- **Task objective**: Copy the lines verbatim, beginning with the line that contains "Extract the structured" and continuing through the end of the data, and only those lines.

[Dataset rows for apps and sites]
┄┄┄┄┄┄

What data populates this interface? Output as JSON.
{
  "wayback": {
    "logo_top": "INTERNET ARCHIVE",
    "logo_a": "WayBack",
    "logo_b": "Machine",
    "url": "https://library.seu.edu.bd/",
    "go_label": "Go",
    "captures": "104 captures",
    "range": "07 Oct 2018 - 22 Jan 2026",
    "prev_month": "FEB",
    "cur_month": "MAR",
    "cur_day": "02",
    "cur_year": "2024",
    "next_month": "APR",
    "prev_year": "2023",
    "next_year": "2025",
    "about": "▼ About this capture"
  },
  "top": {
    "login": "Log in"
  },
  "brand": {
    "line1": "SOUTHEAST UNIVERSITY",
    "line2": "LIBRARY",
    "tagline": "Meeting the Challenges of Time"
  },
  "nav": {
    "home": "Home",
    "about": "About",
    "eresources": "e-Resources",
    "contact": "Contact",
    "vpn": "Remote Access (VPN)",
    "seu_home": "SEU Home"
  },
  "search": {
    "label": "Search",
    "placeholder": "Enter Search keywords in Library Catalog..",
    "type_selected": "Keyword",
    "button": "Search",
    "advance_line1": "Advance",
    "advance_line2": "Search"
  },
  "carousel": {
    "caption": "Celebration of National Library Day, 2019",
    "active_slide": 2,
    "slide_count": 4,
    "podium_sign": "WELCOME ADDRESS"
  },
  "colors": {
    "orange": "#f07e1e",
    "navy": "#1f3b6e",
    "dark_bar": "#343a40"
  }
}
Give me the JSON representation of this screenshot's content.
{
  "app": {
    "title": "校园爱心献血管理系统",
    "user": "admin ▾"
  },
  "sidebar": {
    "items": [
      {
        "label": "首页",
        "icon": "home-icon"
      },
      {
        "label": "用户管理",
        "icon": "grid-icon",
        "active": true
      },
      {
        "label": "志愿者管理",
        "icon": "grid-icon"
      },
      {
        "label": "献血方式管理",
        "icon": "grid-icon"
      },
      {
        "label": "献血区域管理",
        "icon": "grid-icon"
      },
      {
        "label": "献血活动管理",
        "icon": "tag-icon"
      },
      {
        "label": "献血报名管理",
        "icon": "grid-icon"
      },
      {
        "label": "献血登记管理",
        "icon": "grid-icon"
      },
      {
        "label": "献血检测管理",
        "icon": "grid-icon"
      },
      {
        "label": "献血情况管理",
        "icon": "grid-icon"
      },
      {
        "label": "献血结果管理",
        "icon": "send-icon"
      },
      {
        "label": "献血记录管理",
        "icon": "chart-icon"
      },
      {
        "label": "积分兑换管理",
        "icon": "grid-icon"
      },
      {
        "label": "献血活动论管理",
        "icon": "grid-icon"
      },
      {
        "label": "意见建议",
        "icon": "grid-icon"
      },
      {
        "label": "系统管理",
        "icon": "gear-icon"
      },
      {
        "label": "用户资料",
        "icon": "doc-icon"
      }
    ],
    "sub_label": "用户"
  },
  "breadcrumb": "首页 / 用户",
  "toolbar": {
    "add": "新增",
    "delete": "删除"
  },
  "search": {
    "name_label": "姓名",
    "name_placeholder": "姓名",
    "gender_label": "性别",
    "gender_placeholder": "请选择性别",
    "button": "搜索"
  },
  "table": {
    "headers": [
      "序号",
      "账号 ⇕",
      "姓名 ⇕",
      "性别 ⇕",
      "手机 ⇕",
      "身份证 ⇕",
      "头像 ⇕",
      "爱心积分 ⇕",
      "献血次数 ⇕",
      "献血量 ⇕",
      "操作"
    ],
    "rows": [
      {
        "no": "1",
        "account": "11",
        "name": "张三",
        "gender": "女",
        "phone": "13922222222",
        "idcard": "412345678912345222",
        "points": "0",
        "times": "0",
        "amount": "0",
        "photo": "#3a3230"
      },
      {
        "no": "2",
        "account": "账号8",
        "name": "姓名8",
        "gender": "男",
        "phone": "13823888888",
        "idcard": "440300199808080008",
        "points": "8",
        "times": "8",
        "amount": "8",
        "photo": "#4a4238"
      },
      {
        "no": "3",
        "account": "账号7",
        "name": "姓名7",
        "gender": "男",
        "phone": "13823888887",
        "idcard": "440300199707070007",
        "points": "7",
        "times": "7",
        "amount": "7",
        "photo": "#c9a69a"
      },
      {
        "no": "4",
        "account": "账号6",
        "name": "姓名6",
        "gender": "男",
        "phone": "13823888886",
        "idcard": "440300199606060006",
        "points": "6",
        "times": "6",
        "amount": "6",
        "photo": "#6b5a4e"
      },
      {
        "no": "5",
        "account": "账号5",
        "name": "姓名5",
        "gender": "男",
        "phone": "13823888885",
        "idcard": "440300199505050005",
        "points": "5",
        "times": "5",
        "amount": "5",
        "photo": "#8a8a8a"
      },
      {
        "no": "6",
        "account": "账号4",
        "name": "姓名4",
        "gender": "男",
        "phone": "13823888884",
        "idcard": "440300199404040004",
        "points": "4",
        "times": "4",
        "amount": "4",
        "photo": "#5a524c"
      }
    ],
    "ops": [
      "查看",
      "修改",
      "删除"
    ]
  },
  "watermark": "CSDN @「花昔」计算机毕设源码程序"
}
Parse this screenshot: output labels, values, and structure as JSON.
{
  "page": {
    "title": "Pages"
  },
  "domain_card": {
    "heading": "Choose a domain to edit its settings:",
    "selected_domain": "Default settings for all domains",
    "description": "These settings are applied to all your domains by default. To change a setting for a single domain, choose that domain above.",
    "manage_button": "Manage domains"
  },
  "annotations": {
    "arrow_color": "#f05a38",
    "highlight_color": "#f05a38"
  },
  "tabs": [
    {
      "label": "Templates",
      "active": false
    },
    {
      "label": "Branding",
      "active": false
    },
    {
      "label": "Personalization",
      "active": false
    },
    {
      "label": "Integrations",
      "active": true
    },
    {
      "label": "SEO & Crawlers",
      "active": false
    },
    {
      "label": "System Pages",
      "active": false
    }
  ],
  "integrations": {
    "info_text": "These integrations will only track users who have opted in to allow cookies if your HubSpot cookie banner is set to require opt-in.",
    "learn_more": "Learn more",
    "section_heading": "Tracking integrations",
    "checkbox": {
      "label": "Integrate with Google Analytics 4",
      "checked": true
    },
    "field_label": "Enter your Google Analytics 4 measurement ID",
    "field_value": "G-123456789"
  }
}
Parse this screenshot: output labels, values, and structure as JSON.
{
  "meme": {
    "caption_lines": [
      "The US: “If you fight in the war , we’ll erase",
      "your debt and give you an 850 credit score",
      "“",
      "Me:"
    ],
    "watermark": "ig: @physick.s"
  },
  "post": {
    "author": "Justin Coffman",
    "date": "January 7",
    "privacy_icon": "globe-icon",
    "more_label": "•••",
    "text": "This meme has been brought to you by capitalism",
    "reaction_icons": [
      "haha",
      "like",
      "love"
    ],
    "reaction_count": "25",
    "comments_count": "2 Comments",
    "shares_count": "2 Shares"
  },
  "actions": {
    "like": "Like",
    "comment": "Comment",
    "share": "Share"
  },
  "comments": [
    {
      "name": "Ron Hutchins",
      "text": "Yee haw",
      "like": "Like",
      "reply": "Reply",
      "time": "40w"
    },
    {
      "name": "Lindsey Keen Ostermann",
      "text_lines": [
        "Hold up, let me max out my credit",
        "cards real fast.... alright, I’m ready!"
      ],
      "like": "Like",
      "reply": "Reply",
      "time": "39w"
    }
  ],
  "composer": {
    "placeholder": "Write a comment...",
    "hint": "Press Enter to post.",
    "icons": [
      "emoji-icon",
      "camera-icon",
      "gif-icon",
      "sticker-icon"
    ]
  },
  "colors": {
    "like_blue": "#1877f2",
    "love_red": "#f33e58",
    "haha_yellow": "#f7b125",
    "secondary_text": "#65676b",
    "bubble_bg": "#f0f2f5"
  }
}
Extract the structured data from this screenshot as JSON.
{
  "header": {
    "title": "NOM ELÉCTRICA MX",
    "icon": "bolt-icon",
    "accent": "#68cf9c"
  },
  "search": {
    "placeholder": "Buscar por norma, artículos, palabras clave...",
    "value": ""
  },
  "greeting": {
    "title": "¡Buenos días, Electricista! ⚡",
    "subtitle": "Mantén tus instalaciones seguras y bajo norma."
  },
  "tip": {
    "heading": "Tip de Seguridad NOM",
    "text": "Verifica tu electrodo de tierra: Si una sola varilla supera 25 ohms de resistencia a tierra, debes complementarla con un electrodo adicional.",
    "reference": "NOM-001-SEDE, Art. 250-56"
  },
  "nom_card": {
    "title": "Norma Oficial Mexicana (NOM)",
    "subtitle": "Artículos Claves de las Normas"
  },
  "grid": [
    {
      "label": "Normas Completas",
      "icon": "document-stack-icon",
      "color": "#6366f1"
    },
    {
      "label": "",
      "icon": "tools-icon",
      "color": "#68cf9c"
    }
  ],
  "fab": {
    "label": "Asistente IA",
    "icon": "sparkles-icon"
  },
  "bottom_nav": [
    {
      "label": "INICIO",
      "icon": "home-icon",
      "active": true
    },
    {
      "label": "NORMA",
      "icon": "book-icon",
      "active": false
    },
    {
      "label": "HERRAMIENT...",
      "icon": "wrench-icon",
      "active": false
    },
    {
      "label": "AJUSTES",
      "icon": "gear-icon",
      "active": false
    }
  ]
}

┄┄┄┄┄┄

- **Exercise result**:
Extract the structured data from this screenshot as JSON.
{
  "header": {
    "title": "NOM ELÉCTRICA MX",
    "icon": "bolt-icon",
    "accent": "#68cf9c"
  },
  "search": {
    "placeholder": "Buscar por norma, artículos, palabras clave...",
    "value": ""
  },
  "greeting": {
    "title": "¡Buenos días, Electricista! ⚡",
    "subtitle": "Mantén tus instalaciones seguras y bajo norma."
  },
  "tip": {
    "heading": "Tip de Seguridad NOM",
    "text": "Verifica tu electrodo de tierra: Si una sola varilla supera 25 ohms de resistencia a tierra, debes complementarla con un electrodo adicional.",
    "reference": "NOM-001-SEDE, Art. 250-56"
  },
  "nom_card": {
    "title": "Norma Oficial Mexicana (NOM)",
    "subtitle": "Artículos Claves de las Normas"
  },
  "grid": [
    {
      "label": "Normas Completas",
      "icon": "document-stack-icon",
      "color": "#6366f1"
    },
    {
      "label": "",
      "icon": "tools-icon",
      "color": "#68cf9c"
    }
  ],
  "fab": {
    "label": "Asistente IA",
    "icon": "sparkles-icon"
  },
  "bottom_nav": [
    {
      "label": "INICIO",
      "icon": "home-icon",
      "active": true
    },
    {
      "label": "NORMA",
      "icon": "book-icon",
      "active": false
    },
    {
      "label": "HERRAMIENT...",
      "icon": "wrench-icon",
      "active": false
    },
    {
      "label": "AJUSTES",
      "icon": "gear-icon",
      "active": false
    }
  ]
}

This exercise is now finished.